A manufacturer in the renewable energy industry is setting up shop near New Mexico’s southern border, and plans to create more than 300 jobs in the region.
State and county officials gathered in Chamberino Friday to welcome WTEC Energy Corp., a New Jersey-based company that manufactures wire cable designed to power solar projects and wind turbines, to the rural Doña Ana County community.
With support from the state and county, WTEC purchased an unoccupied 68,000-square-foot warehouse that once housed a pet food processing plant as its base of operations in New Mexico. State and local leaders expect the project to create 315 manufacturing jobs and have an economic impact of more than $400 million over the next decade.
“It’s a project that has so much positive impact for rural New Mexico, and that’s what excites me the most,” said Davin Lopez, president and CEO of the Mesilla Valley Economic Development Alliance, during a news conference Friday morning.
A handful of manufacturers have added operations in Doña Ana County recently, including Admiral Cable and Cymmetrik. Economic Development Cabinet Secretary Alicia Keyes said during the press conference that the area has been a target for manufacturers looking to expand or add operations on the United States side of the border.
“We’re seeing a huge amount of manufacturing companies looking to the United States, and specifically to this region,” Keyes said.

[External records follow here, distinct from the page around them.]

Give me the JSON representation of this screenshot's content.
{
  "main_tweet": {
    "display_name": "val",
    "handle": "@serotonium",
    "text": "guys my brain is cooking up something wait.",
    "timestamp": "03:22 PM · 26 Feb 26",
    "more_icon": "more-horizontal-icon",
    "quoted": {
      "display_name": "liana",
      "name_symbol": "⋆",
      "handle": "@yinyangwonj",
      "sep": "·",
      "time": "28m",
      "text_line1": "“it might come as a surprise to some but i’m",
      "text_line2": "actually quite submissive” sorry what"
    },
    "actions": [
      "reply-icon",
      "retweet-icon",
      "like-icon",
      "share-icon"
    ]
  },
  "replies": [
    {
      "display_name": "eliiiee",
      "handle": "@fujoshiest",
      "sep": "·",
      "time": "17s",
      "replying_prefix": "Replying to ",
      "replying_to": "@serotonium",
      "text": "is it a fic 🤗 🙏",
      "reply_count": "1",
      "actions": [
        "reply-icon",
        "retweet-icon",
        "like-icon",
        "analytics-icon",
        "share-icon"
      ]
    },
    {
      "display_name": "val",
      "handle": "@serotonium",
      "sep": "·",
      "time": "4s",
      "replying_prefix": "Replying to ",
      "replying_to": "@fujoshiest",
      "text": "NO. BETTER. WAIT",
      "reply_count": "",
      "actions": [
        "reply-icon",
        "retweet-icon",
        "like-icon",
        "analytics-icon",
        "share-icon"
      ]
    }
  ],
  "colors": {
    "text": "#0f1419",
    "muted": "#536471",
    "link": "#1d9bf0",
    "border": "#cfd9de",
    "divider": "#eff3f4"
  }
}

However, many of those projects have taken place in or near Santa Teresa rather than more rural parts of the county like Chamberino, about 12 miles north. Doña Ana County Commissioner Manuel Sanchez said the investment will help keep locals in the community, and encourage those who have left to move back.

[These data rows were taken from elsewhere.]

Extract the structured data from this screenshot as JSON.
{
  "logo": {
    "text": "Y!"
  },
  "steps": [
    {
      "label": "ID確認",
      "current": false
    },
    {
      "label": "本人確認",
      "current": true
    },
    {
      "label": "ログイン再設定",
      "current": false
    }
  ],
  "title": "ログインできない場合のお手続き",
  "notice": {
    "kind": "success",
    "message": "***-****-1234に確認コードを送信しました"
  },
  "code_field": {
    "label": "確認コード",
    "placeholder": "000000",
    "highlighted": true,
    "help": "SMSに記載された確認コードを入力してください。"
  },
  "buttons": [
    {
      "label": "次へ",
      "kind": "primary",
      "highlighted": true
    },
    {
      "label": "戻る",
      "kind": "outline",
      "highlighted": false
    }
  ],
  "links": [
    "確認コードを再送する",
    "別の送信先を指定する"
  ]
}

“Success here will mean success for 300-plus families,” Sanchez during the conference.
The project will be supported by $2 million from the state’s Local Economic Development Act job-creation fund, along with $100,000 from the El Paso Electric New Mexico Economic Development fund, which is administered by MVEDA and the Community Foundation of Southern New Mexico.
Kevin Bate, executive vice president of WTEC, said the funding was a key reason the company looked to locate the facility in New Mexico rather than Texas.

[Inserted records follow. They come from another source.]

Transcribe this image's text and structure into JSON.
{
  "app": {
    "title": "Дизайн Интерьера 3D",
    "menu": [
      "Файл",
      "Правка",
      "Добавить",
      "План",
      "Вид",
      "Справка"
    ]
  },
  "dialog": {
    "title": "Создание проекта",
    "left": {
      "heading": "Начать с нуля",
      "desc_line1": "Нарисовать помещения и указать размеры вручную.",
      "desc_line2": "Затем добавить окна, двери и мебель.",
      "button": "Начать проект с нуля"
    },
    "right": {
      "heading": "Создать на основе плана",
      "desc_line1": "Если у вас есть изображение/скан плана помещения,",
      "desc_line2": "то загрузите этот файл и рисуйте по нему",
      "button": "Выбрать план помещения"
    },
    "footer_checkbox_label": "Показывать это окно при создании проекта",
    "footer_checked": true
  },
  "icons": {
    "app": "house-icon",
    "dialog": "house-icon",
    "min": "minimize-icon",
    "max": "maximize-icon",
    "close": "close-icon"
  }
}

“It’s a huge vote of confidence in our project,” Bate said.
Additionally, Bate said New Mexico’s western location played a part in the company’s decision to locate there. He said the company’s cable line development is concentrated in Florida, but most of its customers in the wind and solar energy industries are located in the West. Bate said the company plans to begin installation early next year.
“As we look to the future, that’s very much what we want to become is an integral part of the community,” he said.